When Kit Livingstone learns that Britain's "ley lines" are not legends but pathways to other worlds, he's determined to find a map tattooed on a piece of skin in order to travel to the dangerous realms. But are the intricate codes more than they seem--can they really begin a quest to regain paradise? ~from the blurb. Am enjoying getting into sci-fi again after a long break.  This one is a nice mixture of alternative history, sci-fi and adventure/quest.

The cat's table / Michael Ondaatje.
"In the early 1950s, an eleven-year-old boy boards a huge liner bound for England - a 'castle that was to cross the sea'. At mealtimes, he is placed at the lowly 'Cat's Table' with an eccentric group of grown-ups and two other boys, Cassius and Ramadhin. As the ship makes its way across the Indian Ocean, through the Suez Canal, into the Mediterranean, the boys become involved in the worlds and stories of the adults around them, tumbling from one adventure and delicious discovery to another, 'bursting all over the place like freed mercury'. And at night, the boys spy on a shackled prisoner - his crime and fate a galvanizing mystery that will haunt them forever. As the narrative moves from the decks and holds of the ship and the boy's adult years, it tells a spellbinding story about the difference between the magical openness of childhood and the burdens of earned understanding - about a life-long journey that began unexpectedly with a spectacular sea voyage, when all on board were 'free of the realities of the earth'."-- Publisher description. Recommended by the uber-boss of our unit at work.  Can't say I really "got" it.  It was interesting writing and a great vingnette of ship life and the characters involved.
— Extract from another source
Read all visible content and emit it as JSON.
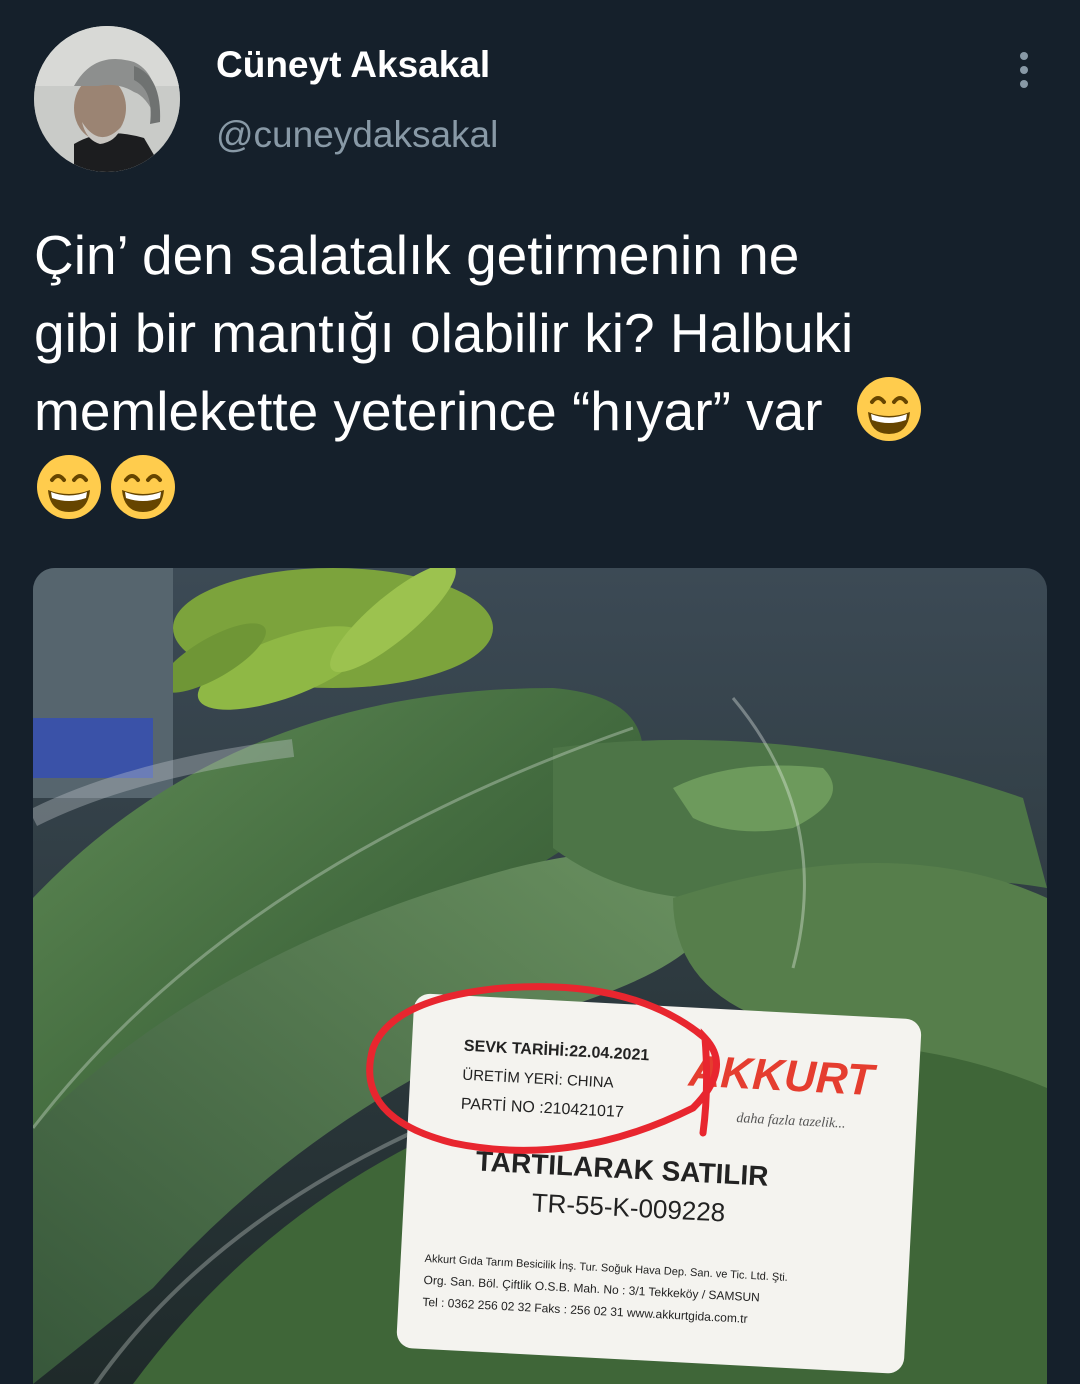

The moon maze game / Larry Niven and Steven Barnes.
 Offered a dream job escorting a teenage heir on a fabulous moon role-playing vacation, Scotty Griffin, a personal security specialist, becomes embroiled in a violent reality game involving armed terrorists, psychological tests, and a large audience.~ from the blurb. Good old sci-fi yarn set on the moon.

In love and war : Kiwi soldiers' romantic encounters in wartime Italy / Susan Jacobs.
Non-fiction. It was interesting to read about the experience of the NZ soldiers and their romances in Italy and those who brought their girls back to NZ.

Here's a skirt I sewed (Symplicity 2411).  I really like this pattern but I think I should have used the view without the pleat in the front for this particular fabric (brown denim).

 Symplicity 2411

Yesterday I made some hand warmers. My felting teacher had given me the instructions ages ago but I hadn't yet made some. It was a bit of an experiment since I had to remember what she had said based on the diagram she'd drawn for me. The purple ones I made via her instructions. I ended up having to sew in a gusset for them to fit over my arms since they turned out so long.The sewn seams add a nice feature to them though.

The teal ones I made using a resist and in some ways I prefer that method for the simple reason I don't have to sew anything but it does mean more work to shape them and there is less room for mistakes in the fitting.  They are a bit thicker though - I must have laid out the wool a bit more generously and this means they are a bit less flexible.  Will need to watch that.  Still, they are going to my sister and she will appreciate their warmth.


Hoping to get some more felting done before I go back to work next week! But now, the fire needs to be lit... it's a foggy, grey day and I'm cold.


  1. Yes rumour has it there was a June. Although it hardly felt like it. Oh that top photo on facebook made me hungry. Like ya arm warmers. Go Lydia.

  2. Nice to catch up again. I know what you mean about time flying. Love all your sewing and the hand warmers! Go Lydia